Of course, as Adam Peters pointed out for Live Action News, there is actually no mention of a right to abortion in the Constitution at all; in fact, Justice Harry Blackmun, who wrote the majority opinion for Roe v. Wade, argued that if a fetus is proven to be a person, then he also has the right to life, just like born persons.
The appellee and certain amici argue that the fetus is a “person” within the language and meaning of the Fourteenth Amendment. In support of this, they outline at length and in detail the well known facts of fetal development. If this suggestion of personhood is established, the appellant’s case, of course, collapses, for the fetus’ right to life would then be guaranteed specifically by the Amendment. The appellant conceded as much on reargument.

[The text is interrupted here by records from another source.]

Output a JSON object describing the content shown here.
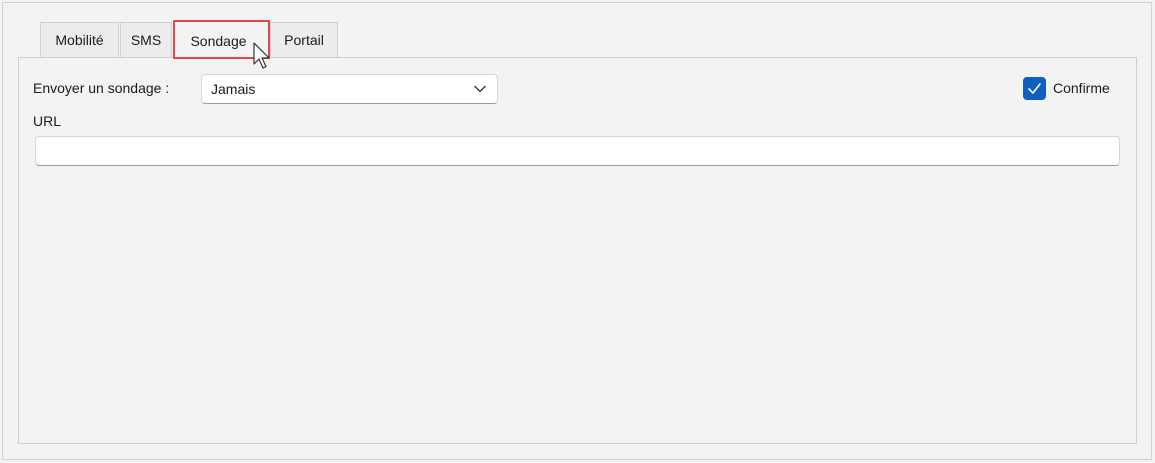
{
  "tabs": [
    {
      "label": "Mobilité",
      "selected": false
    },
    {
      "label": "SMS",
      "selected": false
    },
    {
      "label": "Sondage",
      "selected": true
    },
    {
      "label": "Portail",
      "selected": false
    }
  ],
  "form": {
    "send_survey_label": "Envoyer un sondage :",
    "send_survey_value": "Jamais",
    "url_label": "URL",
    "url_value": "",
    "confirm_label": "Confirme",
    "confirm_checked": true
  },
  "colors": {
    "accent": "#0f5fbf",
    "highlight": "#e0474c",
    "background": "#f3f3f3"
  },
  "icons": {
    "dropdown": "chevron-down-icon",
    "checkbox": "checkmark-icon",
    "cursor": "mouse-pointer-icon"
  }
}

It could be argued that, when Roe v. Wade was decided, science did not allow us to truly understand the humanity of preborn children. But that has changed; there is no doubt that preborn babies are separate, living human beings. And while Roe v. Wade was decided under the right to “privacy,” as there is no right to abortion in the Constitution, there is likewise no right to privacy mentioned, either.
On top of all this, it can’t be argued that you have to support abortion if you support gun rights. As D.C. McAllister argued:
Being pro-life and pro legal gun possession are not mutually exclusive nor are they at odds with one another. In fact, they are morally, legally, and ideologically intertwined, working in tandem to protect innocent lives, in different ways, both offensively and defensively.
Without the right to defend oneself with force, law-abiding Americans would be as defenseless as a newborn—incapable of defending themselves, looking only to the state to prevent harm.
Literally every facet of Lahren’s argument falls apart with even a tiny bit of rational thinking.
Oddly, just weeks ago, Lahren was tweeting about the need to protect preborn children.
You want the choice to abort a fetus but what about school choice? ????https://t.co/lClaV4cTxp
— Tomi Lahren (@TomiLahren) February 8, 2017
Life comes at you fast. pic.twitter.com/AP09UPGtPy
— Danielle Butcher (@DaniSButcher) March 17, 2017
What made Lahren decide that she wanted to flip-flop on the issue of abortion is unclear, but whatever her reasoning was, her argument in favor of abortion is fundamentally flawed and shows an astoundingly shallow understanding of the issue. If Lahren really wants to claim that she loves the Constitution, she needs to understand that all people—preborn and born—have the right to life and deserve to be protected.